Federal officials have revoked the license of a Nevada-based gun manufacturer that was accused of illegally selling guns and went bankrupt but then rebranded itself.
The revocation comes after a lawsuit that alleged the Justice Department didn’t conduct proper oversight before issuing the license.
The decision to revoke the license of JA Industries was spelled out in a court filing late Wednesday as part of the lawsuit brought by Illinois; Kansas City, Missouri; and gun control advocacy group Everytown for Gun Safety.
The lawsuit alleged that the Bureau of Alcohol, Tobacco, Firearms and Explosives, a law enforcement agency in the Justice Department, awarded the license to JA Industries, renamed from Jimenez Arms, after it violated federal firearms law. The suit also alleged that the company’s guns were contributing to rising violent crime rates in Chicago and Kansas City.
Kansas City and Everytown had sued Jimenez Arms and several gun dealers previously, alleging they contributed to surging gun violence in the Kansas City region by ignoring evidence that guns were being sold illegally in the area. Jimenez Arms filed for bankruptcy about a month after the suit was filed.
That suit contended that Jimenez Arms every year made tens of thousands of cheap handguns that turned up at crime scenes in Kansas City and Chicago “at a rate disproportionate to the company’s market share.”
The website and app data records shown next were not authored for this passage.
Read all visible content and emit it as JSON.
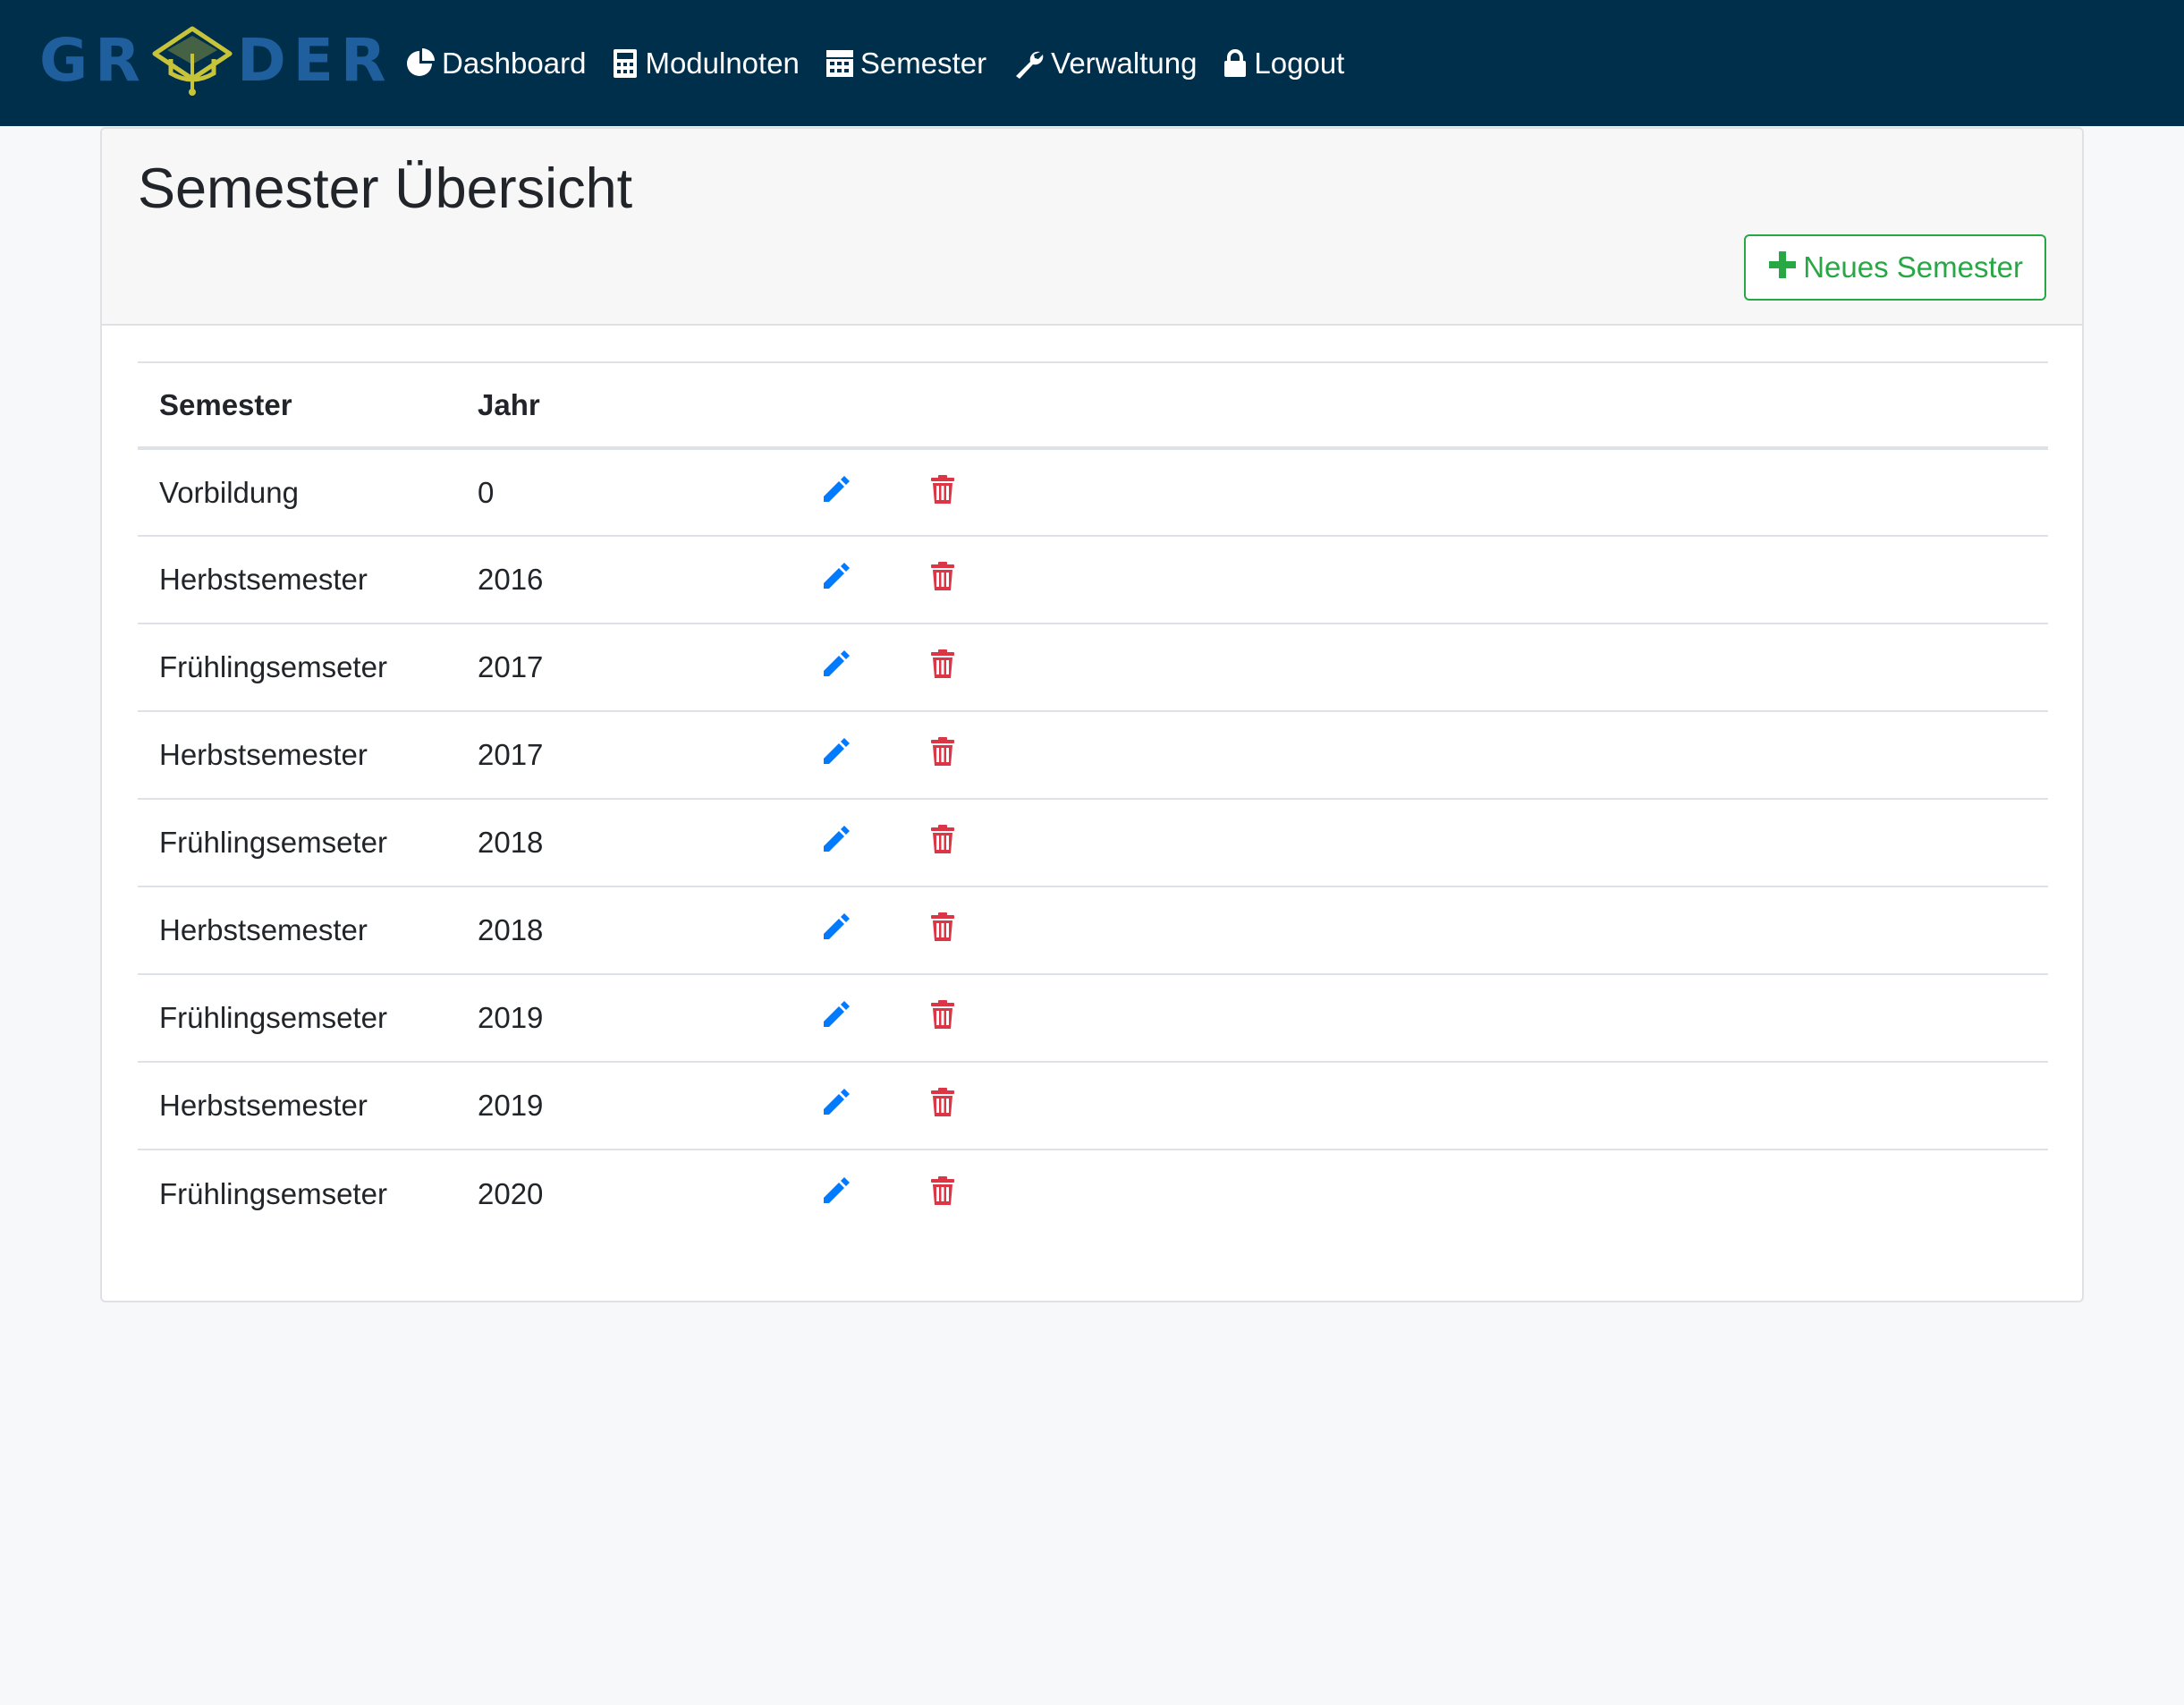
{
  "navbar": {
    "brand": {
      "left": "GR",
      "right": "DER",
      "colors": {
        "text": "#1f5f9e",
        "cap": "#c7c43a"
      }
    },
    "items": [
      {
        "label": "Dashboard",
        "icon": "pie-chart-icon"
      },
      {
        "label": "Modulnoten",
        "icon": "calculator-icon"
      },
      {
        "label": "Semester",
        "icon": "calendar-table-icon"
      },
      {
        "label": "Verwaltung",
        "icon": "wrench-icon"
      },
      {
        "label": "Logout",
        "icon": "lock-icon"
      }
    ],
    "background": "#002f4c"
  },
  "page": {
    "title": "Semester Übersicht",
    "new_button_label": "Neues Semester"
  },
  "table": {
    "headers": [
      "Semester",
      "Jahr",
      "",
      ""
    ],
    "rows": [
      {
        "semester": "Vorbildung",
        "year": "0"
      },
      {
        "semester": "Herbstsemester",
        "year": "2016"
      },
      {
        "semester": "Frühlingsemseter",
        "year": "2017"
      },
      {
        "semester": "Herbstsemester",
        "year": "2017"
      },
      {
        "semester": "Frühlingsemseter",
        "year": "2018"
      },
      {
        "semester": "Herbstsemester",
        "year": "2018"
      },
      {
        "semester": "Frühlingsemseter",
        "year": "2019"
      },
      {
        "semester": "Herbstsemester",
        "year": "2019"
      },
      {
        "semester": "Frühlingsemseter",
        "year": "2020"
      }
    ],
    "row_actions": {
      "edit_icon": "pencil-icon",
      "delete_icon": "trash-icon"
    }
  },
  "colors": {
    "accent_edit": "#007bff",
    "accent_delete": "#dc3545",
    "success": "#28a745"
  }
}
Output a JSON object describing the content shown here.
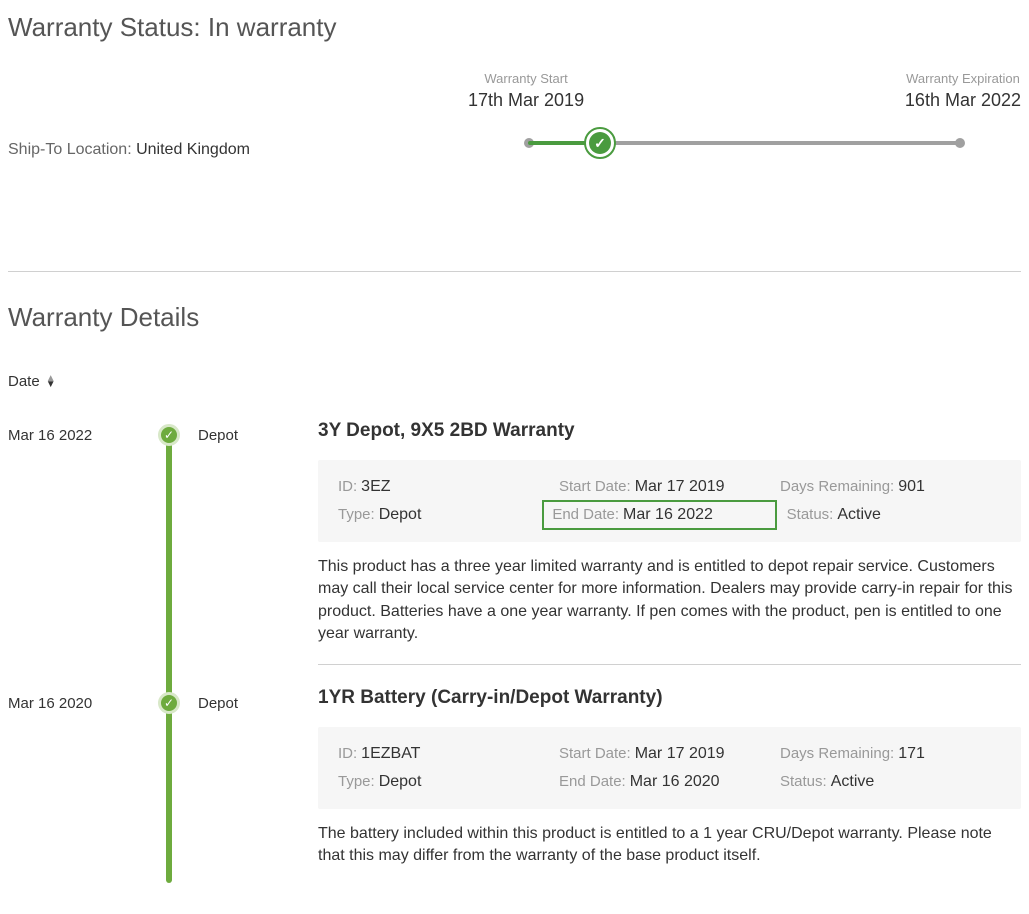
{
  "header": {
    "status_label": "Warranty Status:",
    "status_value": "In warranty",
    "ship_to_label": "Ship-To Location:",
    "ship_to_value": "United Kingdom",
    "warranty_start_label": "Warranty Start",
    "warranty_start_date": "17th Mar 2019",
    "warranty_end_label": "Warranty Expiration",
    "warranty_end_date": "16th Mar 2022"
  },
  "details": {
    "title": "Warranty Details",
    "sort_label": "Date",
    "timeline": [
      {
        "date": "Mar 16 2022",
        "type": "Depot"
      },
      {
        "date": "Mar 16 2020",
        "type": "Depot"
      }
    ],
    "labels": {
      "id": "ID:",
      "type": "Type:",
      "start": "Start Date:",
      "end": "End Date:",
      "days": "Days Remaining:",
      "status": "Status:"
    },
    "items": [
      {
        "title": "3Y Depot, 9X5 2BD Warranty",
        "id": "3EZ",
        "type": "Depot",
        "start": "Mar 17 2019",
        "end": "Mar 16 2022",
        "days": "901",
        "status": "Active",
        "highlight_end": true,
        "desc": "This product has a three year limited warranty and is entitled to depot repair service. Customers may call their local service center for more information. Dealers may provide carry-in repair for this product. Batteries have a one year warranty. If pen comes with the product, pen is entitled to one year warranty."
      },
      {
        "title": "1YR Battery (Carry-in/Depot Warranty)",
        "id": "1EZBAT",
        "type": "Depot",
        "start": "Mar 17 2019",
        "end": "Mar 16 2020",
        "days": "171",
        "status": "Active",
        "highlight_end": false,
        "desc": "The battery included within this product is entitled to a 1 year CRU/Depot warranty. Please note that this may differ from the warranty of the base product itself."
      }
    ]
  }
}
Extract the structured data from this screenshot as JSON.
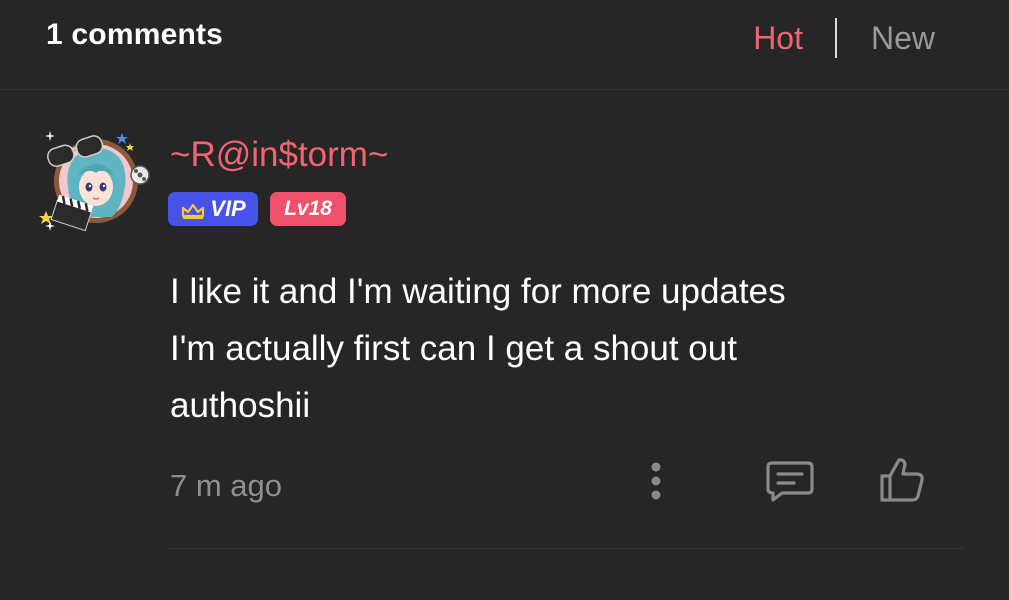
{
  "header": {
    "comment_count": "1 comments",
    "sort_hot": "Hot",
    "sort_new": "New",
    "active_sort": "Hot",
    "active_color": "#f2646f"
  },
  "comment": {
    "username": "~R@in$torm~",
    "username_color": "#f2646f",
    "vip_badge": "VIP",
    "vip_color": "#4753e8",
    "level_badge": "Lv18",
    "level_color": "#f0506a",
    "text_lines": [
      "I like it and I'm waiting for more updates",
      "I'm actually first can I get a shout out",
      "authoshii"
    ],
    "timestamp": "7 m ago",
    "actions": {
      "more_icon": "more-vertical-icon",
      "reply_icon": "comment-icon",
      "like_icon": "thumbs-up-icon"
    }
  }
}
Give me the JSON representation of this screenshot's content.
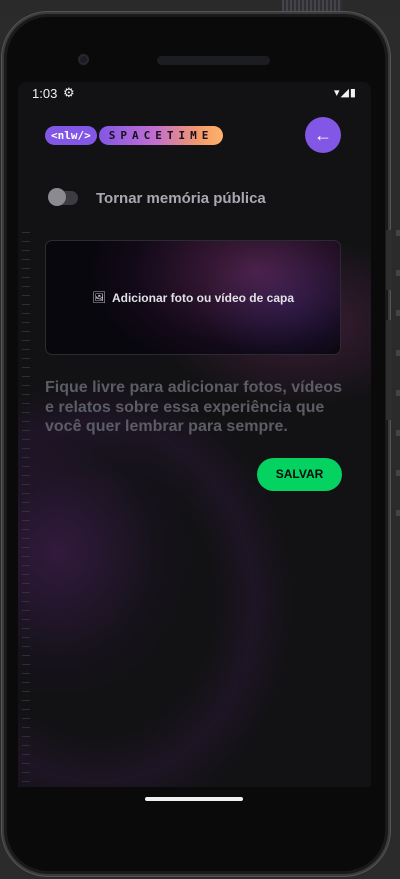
{
  "status_bar": {
    "time": "1:03",
    "gear_icon": "gear",
    "system_icons": "▾◢▮"
  },
  "logo": {
    "nlw": "<nlw/>",
    "spacetime": "SPACETIME"
  },
  "back_button": {
    "icon": "←"
  },
  "visibility": {
    "label": "Tornar memória pública",
    "enabled": false
  },
  "cover": {
    "icon": "image-icon",
    "label": "Adicionar foto ou vídeo de capa"
  },
  "description": {
    "placeholder": "Fique livre para adicionar fotos, vídeos e relatos sobre essa experiência que você quer lembrar para sempre."
  },
  "save_button": {
    "label": "SALVAR"
  },
  "colors": {
    "accent": "#8257e5",
    "save": "#04d361",
    "background": "#121214"
  }
}
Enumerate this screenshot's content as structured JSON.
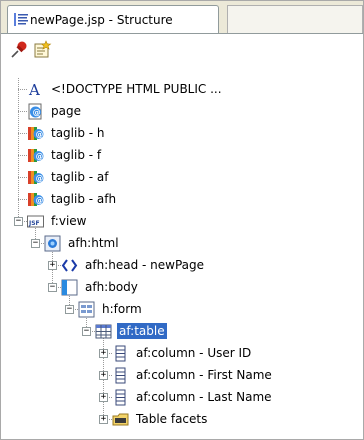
{
  "tab": {
    "title": "newPage.jsp - Structure",
    "icon": "structure-icon"
  },
  "toolbar": {
    "buttons": [
      {
        "name": "pin-button",
        "icon": "pushpin-icon"
      },
      {
        "name": "freeze-view-button",
        "icon": "freeze-view-icon"
      }
    ]
  },
  "tree": {
    "nodes": [
      {
        "label": "<!DOCTYPE HTML PUBLIC ...",
        "icon": "doctype-icon",
        "depth": 0
      },
      {
        "label": "page",
        "icon": "page-directive-icon",
        "depth": 0
      },
      {
        "label": "taglib - h",
        "icon": "taglib-icon",
        "depth": 0
      },
      {
        "label": "taglib - f",
        "icon": "taglib-icon",
        "depth": 0
      },
      {
        "label": "taglib - af",
        "icon": "taglib-icon",
        "depth": 0
      },
      {
        "label": "taglib - afh",
        "icon": "taglib-icon",
        "depth": 0
      },
      {
        "label": "f:view",
        "icon": "jsf-view-icon",
        "depth": 0,
        "expander": "−"
      },
      {
        "label": "afh:html",
        "icon": "html-element-icon",
        "depth": 1,
        "expander": "−"
      },
      {
        "label": "afh:head - newPage",
        "icon": "head-element-icon",
        "depth": 2,
        "expander": "+"
      },
      {
        "label": "afh:body",
        "icon": "body-element-icon",
        "depth": 2,
        "expander": "−"
      },
      {
        "label": "h:form",
        "icon": "form-icon",
        "depth": 3,
        "expander": "−"
      },
      {
        "label": "af:table",
        "icon": "table-icon",
        "depth": 4,
        "expander": "−",
        "selected": true
      },
      {
        "label": "af:column - User ID",
        "icon": "column-icon",
        "depth": 5,
        "expander": "+"
      },
      {
        "label": "af:column - First Name",
        "icon": "column-icon",
        "depth": 5,
        "expander": "+"
      },
      {
        "label": "af:column - Last Name",
        "icon": "column-icon",
        "depth": 5,
        "expander": "+"
      },
      {
        "label": "Table facets",
        "icon": "facets-folder-icon",
        "depth": 5,
        "expander": "+"
      }
    ]
  }
}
The plaintiffs alleged in their suit against the ATF that the company’s owner, Paul Jimenez, applied for a new license under the name JA Industries and that it took the ATF less than a month to award the license. The suit alleged that company officials had made false statements to the ATF and had unlawfully shipped guns to a firearms trafficker, which should’ve made the company and its officials ineligible for holding a federal firearms license.
A message seeking comment from JA Industries on Thursday was not immediately returned.
Everytown for Gun Safety heralded the decision to revoke the company’s license.
“We can only hope this decision marks the beginning of a new era at ATF, one that is consistent with President Biden’s commitment to holding rogue and reckless members of the gun industry accountable for breaking the law and putting lives in danger,” said John Feinblatt, Everytown’s president.
In a statement, Kansas City Mayor Quinton Lucas said it was a “bold action to stop the flow of illegal firearms into Kansas City.”
An ATF spokesperson, Erik Longnecker, declined to comment specifically, citing the ongoing case. But he said the agency “revokes Federal firearms licensees who are found to have committed willful violations of the Gun Control Act and have an adverse impact on public safety.”